(Exercise data begins)
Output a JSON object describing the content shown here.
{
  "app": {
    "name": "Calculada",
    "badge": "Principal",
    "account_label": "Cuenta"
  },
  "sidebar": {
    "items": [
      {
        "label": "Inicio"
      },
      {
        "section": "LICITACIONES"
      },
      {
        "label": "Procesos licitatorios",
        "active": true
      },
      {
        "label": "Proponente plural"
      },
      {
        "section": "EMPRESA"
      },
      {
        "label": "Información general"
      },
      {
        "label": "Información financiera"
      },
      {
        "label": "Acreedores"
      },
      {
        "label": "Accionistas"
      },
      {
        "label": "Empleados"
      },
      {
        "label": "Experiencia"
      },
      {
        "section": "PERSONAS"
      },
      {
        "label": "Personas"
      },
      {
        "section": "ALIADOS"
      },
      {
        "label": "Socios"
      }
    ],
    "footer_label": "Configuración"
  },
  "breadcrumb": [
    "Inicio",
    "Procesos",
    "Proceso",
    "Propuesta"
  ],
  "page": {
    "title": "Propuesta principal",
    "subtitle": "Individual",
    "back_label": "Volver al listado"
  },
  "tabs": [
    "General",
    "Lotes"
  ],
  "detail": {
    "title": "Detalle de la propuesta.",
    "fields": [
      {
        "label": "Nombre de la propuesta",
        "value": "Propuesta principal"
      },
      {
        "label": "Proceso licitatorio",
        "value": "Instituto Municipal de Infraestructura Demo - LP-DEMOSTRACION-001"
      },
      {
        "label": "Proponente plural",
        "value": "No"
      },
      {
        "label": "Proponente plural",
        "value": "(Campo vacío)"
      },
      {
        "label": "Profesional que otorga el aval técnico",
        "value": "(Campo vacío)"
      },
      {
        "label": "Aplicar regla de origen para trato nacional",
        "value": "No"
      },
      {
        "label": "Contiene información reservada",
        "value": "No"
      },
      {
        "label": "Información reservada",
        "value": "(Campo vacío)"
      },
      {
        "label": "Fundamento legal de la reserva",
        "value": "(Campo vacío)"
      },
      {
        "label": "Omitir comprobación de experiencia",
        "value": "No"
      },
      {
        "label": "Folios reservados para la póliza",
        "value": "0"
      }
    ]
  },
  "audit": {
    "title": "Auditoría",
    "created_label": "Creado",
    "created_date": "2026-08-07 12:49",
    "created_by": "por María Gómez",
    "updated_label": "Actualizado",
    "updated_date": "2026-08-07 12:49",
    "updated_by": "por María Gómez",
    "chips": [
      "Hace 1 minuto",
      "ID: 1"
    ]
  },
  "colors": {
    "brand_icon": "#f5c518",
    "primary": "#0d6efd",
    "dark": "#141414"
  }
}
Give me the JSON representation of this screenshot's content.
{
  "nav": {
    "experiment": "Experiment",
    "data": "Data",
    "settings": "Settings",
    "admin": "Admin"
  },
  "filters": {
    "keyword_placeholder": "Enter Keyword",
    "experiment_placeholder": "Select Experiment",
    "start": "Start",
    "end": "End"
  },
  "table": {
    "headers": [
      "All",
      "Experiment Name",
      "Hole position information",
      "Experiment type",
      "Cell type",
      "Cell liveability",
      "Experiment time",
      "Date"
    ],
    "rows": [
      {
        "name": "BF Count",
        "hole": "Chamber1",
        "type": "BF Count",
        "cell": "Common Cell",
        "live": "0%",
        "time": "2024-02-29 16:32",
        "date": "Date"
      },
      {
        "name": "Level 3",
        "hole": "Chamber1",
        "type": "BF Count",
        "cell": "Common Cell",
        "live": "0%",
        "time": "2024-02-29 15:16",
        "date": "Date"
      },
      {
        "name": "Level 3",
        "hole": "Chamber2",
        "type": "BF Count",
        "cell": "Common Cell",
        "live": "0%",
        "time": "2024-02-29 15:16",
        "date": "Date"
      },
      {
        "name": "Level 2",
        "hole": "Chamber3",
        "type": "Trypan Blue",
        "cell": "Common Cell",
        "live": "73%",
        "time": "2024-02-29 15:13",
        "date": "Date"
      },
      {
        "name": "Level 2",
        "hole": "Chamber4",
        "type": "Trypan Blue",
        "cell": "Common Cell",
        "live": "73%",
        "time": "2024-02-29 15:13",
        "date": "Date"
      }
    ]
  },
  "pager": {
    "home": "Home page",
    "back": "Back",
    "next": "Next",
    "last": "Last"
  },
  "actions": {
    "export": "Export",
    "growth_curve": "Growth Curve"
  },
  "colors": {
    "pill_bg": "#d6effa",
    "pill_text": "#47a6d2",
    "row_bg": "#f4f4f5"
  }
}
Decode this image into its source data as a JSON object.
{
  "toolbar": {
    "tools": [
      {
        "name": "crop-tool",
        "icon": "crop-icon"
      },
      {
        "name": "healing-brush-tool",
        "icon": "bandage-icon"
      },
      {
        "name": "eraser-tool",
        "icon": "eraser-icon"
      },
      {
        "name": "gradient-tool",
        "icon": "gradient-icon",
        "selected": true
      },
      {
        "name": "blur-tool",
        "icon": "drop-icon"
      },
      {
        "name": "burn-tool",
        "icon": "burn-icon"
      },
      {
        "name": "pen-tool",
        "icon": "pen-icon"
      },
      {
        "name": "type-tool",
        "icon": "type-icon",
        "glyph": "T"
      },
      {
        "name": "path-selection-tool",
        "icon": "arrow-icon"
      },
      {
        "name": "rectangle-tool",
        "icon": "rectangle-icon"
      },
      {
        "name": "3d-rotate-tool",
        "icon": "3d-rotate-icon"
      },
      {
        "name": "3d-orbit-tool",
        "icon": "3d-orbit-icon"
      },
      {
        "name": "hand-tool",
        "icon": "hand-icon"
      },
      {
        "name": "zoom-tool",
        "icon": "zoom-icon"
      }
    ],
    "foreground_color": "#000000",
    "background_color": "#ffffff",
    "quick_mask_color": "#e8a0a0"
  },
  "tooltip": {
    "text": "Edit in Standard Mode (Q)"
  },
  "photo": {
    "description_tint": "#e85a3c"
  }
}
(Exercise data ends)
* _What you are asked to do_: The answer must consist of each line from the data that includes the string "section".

* _Completed exercise_:
        "section": "LICITACIONES"
        "section": "EMPRESA"
        "section": "PERSONAS"
        "section": "ALIADOS"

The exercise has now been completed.